Studies have demonstrated that, among patients with rheumatoid arthritis (RA), being overweight or obese appears to be protective against adverse cardiovascular outcomes and mortality, with underweight individuals having the highest relative mortality risk.
To look into this “obesity paradox” further, Bryant England, MD, and colleagues conducted a study—published in Arthritis Care & Research—to examine associations of BMI and weight loss with cause‐specific mortality in patients with RA. “Being obese is a snapshot of where someone’s body weight is at one point in time,” says Dr. England. “But having that information as a clinician doesn’t give you the trajectory. We wanted to look at the trajectory. Is it really being obese? Or is it that patients are not losing weight due to an underlying comorbid condition?” The study team analyzed United States veterans (90% male) with RA until death or through 2013. Weight loss was calculated as the annualized rate of change over the preceding 13 months, and cumulative percent.
Among 1,600 participants and nearly 6,000 patient‐years of follow-up, 303 deaths occurred (95 cardiovascular-related, 74 cancer-related, and 46 respiratory-related). The highest weight‐loss rate and weight‐loss percent were associated with a higher risk of cardiovascular mortality and cancer mortality. Overweight BMI was protective of cardiovascular mortality, while underweight BMI was associated with a nearly three‐fold increased risk of respiratory mortality.

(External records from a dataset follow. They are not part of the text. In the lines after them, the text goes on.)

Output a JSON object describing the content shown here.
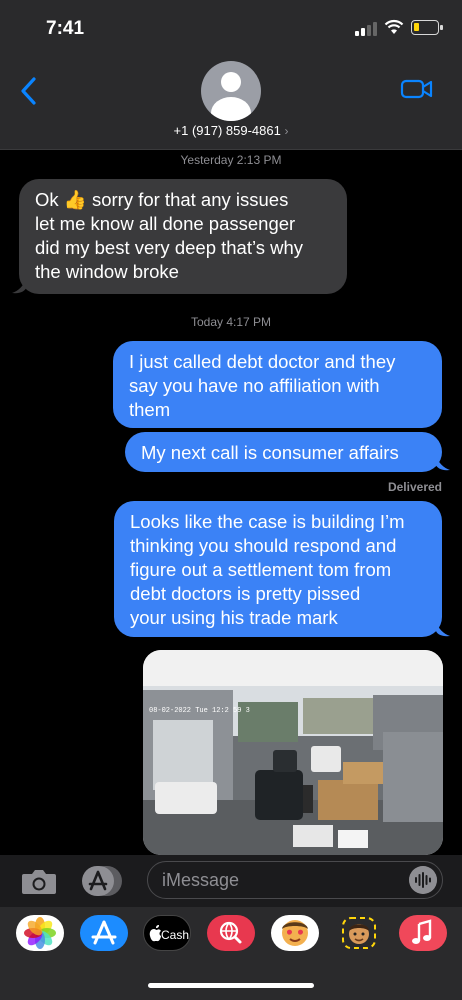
{
  "status_bar": {
    "time": "7:41"
  },
  "header": {
    "contact": "+1 (917) 859-4861",
    "chevron": "›"
  },
  "thread": {
    "stamp1": "Yesterday 2:13 PM",
    "msg_in_1": [
      "Ok 👍 sorry for that any issues",
      "let me know all done passenger",
      "did my best very deep that’s why",
      "the window broke"
    ],
    "stamp2": "Today 4:17 PM",
    "msg_out_1": [
      "I just called debt doctor and they",
      "say you have no affiliation with",
      "them"
    ],
    "msg_out_2": "My next call is consumer affairs",
    "delivered": "Delivered",
    "msg_out_3": [
      "Looks like the case is building I’m",
      "thinking you should respond and",
      "figure out a settlement tom from",
      "debt doctors is pretty pissed",
      "your using his trade mark"
    ],
    "photo": {
      "overlay_text": "08-02-2022 Tue 12:2 59 3"
    }
  },
  "input": {
    "placeholder": "iMessage"
  },
  "drawer": {
    "apps": [
      {
        "name": "photos-app",
        "icon": "photos-icon"
      },
      {
        "name": "app-store-app",
        "icon": "app-store-icon"
      },
      {
        "name": "apple-cash-app",
        "label": "Cash",
        "icon": "apple-icon"
      },
      {
        "name": "images-search-app",
        "icon": "globe-search-icon"
      },
      {
        "name": "memoji-stickers-app",
        "icon": "memoji-icon"
      },
      {
        "name": "animoji-app",
        "icon": "animoji-icon"
      },
      {
        "name": "music-app",
        "icon": "music-note-icon"
      }
    ]
  },
  "colors": {
    "outgoing_bubble": "#3b82f6",
    "incoming_bubble": "#3a3a3c",
    "accent": "#0a84ff"
  }
}
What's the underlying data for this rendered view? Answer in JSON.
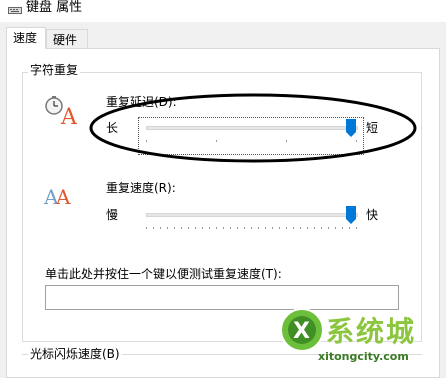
{
  "window": {
    "title": "键盘 属性"
  },
  "tabs": [
    {
      "label": "速度",
      "active": true
    },
    {
      "label": "硬件",
      "active": false
    }
  ],
  "char_repeat": {
    "group_title": "字符重复",
    "delay": {
      "label": "重复延迟(D):",
      "left_label": "长",
      "right_label": "短",
      "value_fraction": 1.0
    },
    "rate": {
      "label": "重复速度(R):",
      "left_label": "慢",
      "right_label": "快",
      "value_fraction": 1.0
    },
    "test": {
      "label": "单击此处并按住一个键以便测试重复速度(T):",
      "value": ""
    }
  },
  "cursor_blink": {
    "group_title": "光标闪烁速度(B)"
  },
  "watermark": {
    "brand": "系统城",
    "url": "xitongcity.com"
  },
  "colors": {
    "thumb": "#0078d7",
    "ellipse": "#000000",
    "watermark_green": "#8cc63f"
  },
  "icons": {
    "title": "keyboard-icon",
    "delay": "stopwatch-letter-icon",
    "rate": "repeating-letters-icon"
  }
}
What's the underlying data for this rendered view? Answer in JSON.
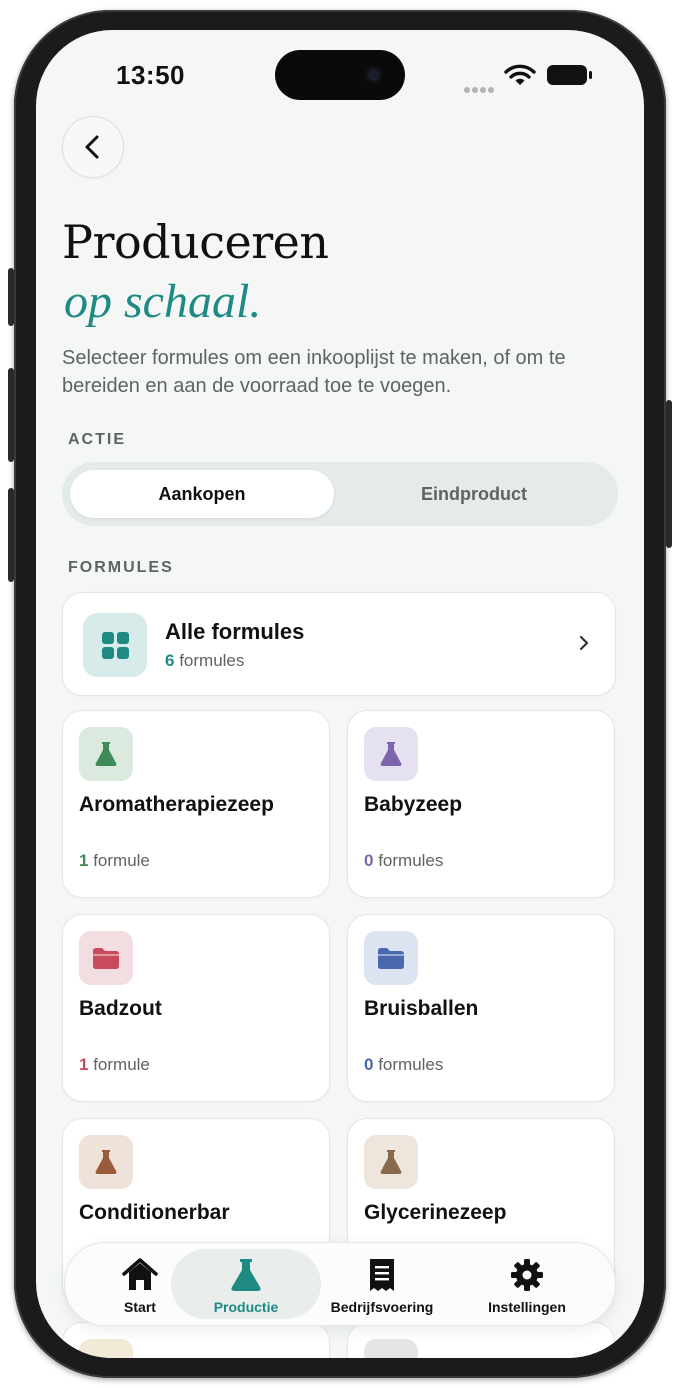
{
  "status_bar": {
    "time": "13:50"
  },
  "header": {
    "title": "Produceren",
    "title_accent": "op schaal.",
    "subtitle": "Selecteer formules om een inkooplijst te maken, of om te bereiden en aan de voorraad toe te voegen."
  },
  "action": {
    "label": "ACTIE",
    "options": [
      "Aankopen",
      "Eindproduct"
    ],
    "selected": "Aankopen"
  },
  "formulas": {
    "label": "FORMULES",
    "all": {
      "title": "Alle formules",
      "count": "6",
      "unit": "formules",
      "icon": "grid-icon"
    },
    "categories": [
      {
        "name": "Aromatherapiezeep",
        "count": "1",
        "unit": "formule",
        "icon": "flask-icon",
        "color": "#3f8a57",
        "bg": "#dbe9de"
      },
      {
        "name": "Babyzeep",
        "count": "0",
        "unit": "formules",
        "icon": "flask-icon",
        "color": "#7c65ab",
        "bg": "#e6e1f0"
      },
      {
        "name": "Badzout",
        "count": "1",
        "unit": "formule",
        "icon": "folder-icon",
        "color": "#c84a5c",
        "bg": "#f2dde0"
      },
      {
        "name": "Bruisballen",
        "count": "0",
        "unit": "formules",
        "icon": "folder-icon",
        "color": "#4a68b0",
        "bg": "#dde4f1"
      },
      {
        "name": "Conditionerbar",
        "count": "",
        "unit": "",
        "icon": "flask-icon",
        "color": "#9a5a3c",
        "bg": "#efe2da"
      },
      {
        "name": "Glycerinezeep",
        "count": "",
        "unit": "",
        "icon": "flask-icon",
        "color": "#8a6a4c",
        "bg": "#eee6dd"
      }
    ]
  },
  "tab_bar": {
    "tabs": [
      {
        "label": "Start",
        "icon": "home-icon"
      },
      {
        "label": "Productie",
        "icon": "flask-icon"
      },
      {
        "label": "Bedrijfsvoering",
        "icon": "receipt-icon"
      },
      {
        "label": "Instellingen",
        "icon": "gear-icon"
      }
    ],
    "active": "Productie"
  },
  "colors": {
    "accent": "#1f8a84",
    "background": "#f4f7f5"
  }
}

Dr. England stresses that while previous studies have shown that obesity is protective against mortality for patients with RA, being overweight or obese is not a healthy, long-term solution for this patient population.